ChatGPT’s parent OpenAI has been hit with its first defamation lawsuit.
Mark Walters, a radio host based in Georgia is suing the company after ChatGPT stated that he had been accused of defrauding and embezzling funds from a non-profit organization.
The system generated the information in response to a request from a third party, a journalist named Fred Riehl.
Walters is seeking unspecified monetary damages from OpenAI.
ChatGPT and other chatbots notably have no reliable way to distinguish fact from fiction, and when asked for information, they frequently invent dates, facts, and figures.
Notable amongst cases where mislead users include that of a professor threatening to flunk his class after ChatGPT claimed his students used AI to write their essays, and a lawyer facing possible sanctions after using ChatGPT to research fake legal cases.
OpenAI includes a small disclaimer on ChatGPT’s homepage warning that the system “may occasionally generate incorrect information.”
OpenAI’s own CEO Sam Altman has said on numerous occasions that he prefers learning new information from ChatGPT than from books.
Traditionally in the US, Section 230 shields internet firms from legal liability for information produced by a third party and hosted on their platforms.
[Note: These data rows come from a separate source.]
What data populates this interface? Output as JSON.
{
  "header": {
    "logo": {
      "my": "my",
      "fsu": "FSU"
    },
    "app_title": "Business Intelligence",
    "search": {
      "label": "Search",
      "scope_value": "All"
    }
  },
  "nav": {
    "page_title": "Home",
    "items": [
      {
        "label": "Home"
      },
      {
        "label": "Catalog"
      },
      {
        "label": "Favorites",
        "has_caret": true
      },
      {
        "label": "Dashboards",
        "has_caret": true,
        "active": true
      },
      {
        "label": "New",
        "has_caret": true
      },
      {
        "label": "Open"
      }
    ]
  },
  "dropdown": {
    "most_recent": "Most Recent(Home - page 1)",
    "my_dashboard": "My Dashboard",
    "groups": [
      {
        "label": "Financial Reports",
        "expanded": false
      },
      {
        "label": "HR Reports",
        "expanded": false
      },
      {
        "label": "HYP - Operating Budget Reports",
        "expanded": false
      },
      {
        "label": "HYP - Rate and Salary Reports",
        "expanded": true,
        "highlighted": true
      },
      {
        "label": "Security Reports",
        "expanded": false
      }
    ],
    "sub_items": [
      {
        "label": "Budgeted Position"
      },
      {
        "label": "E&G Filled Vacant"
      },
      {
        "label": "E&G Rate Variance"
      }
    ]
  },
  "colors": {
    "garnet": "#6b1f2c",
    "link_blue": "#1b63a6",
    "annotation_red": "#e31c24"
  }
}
It’s unknown whether these protections apply to AI systems, which do not simply link to data sources but generate information anew (a process which also leads to their creation of false data).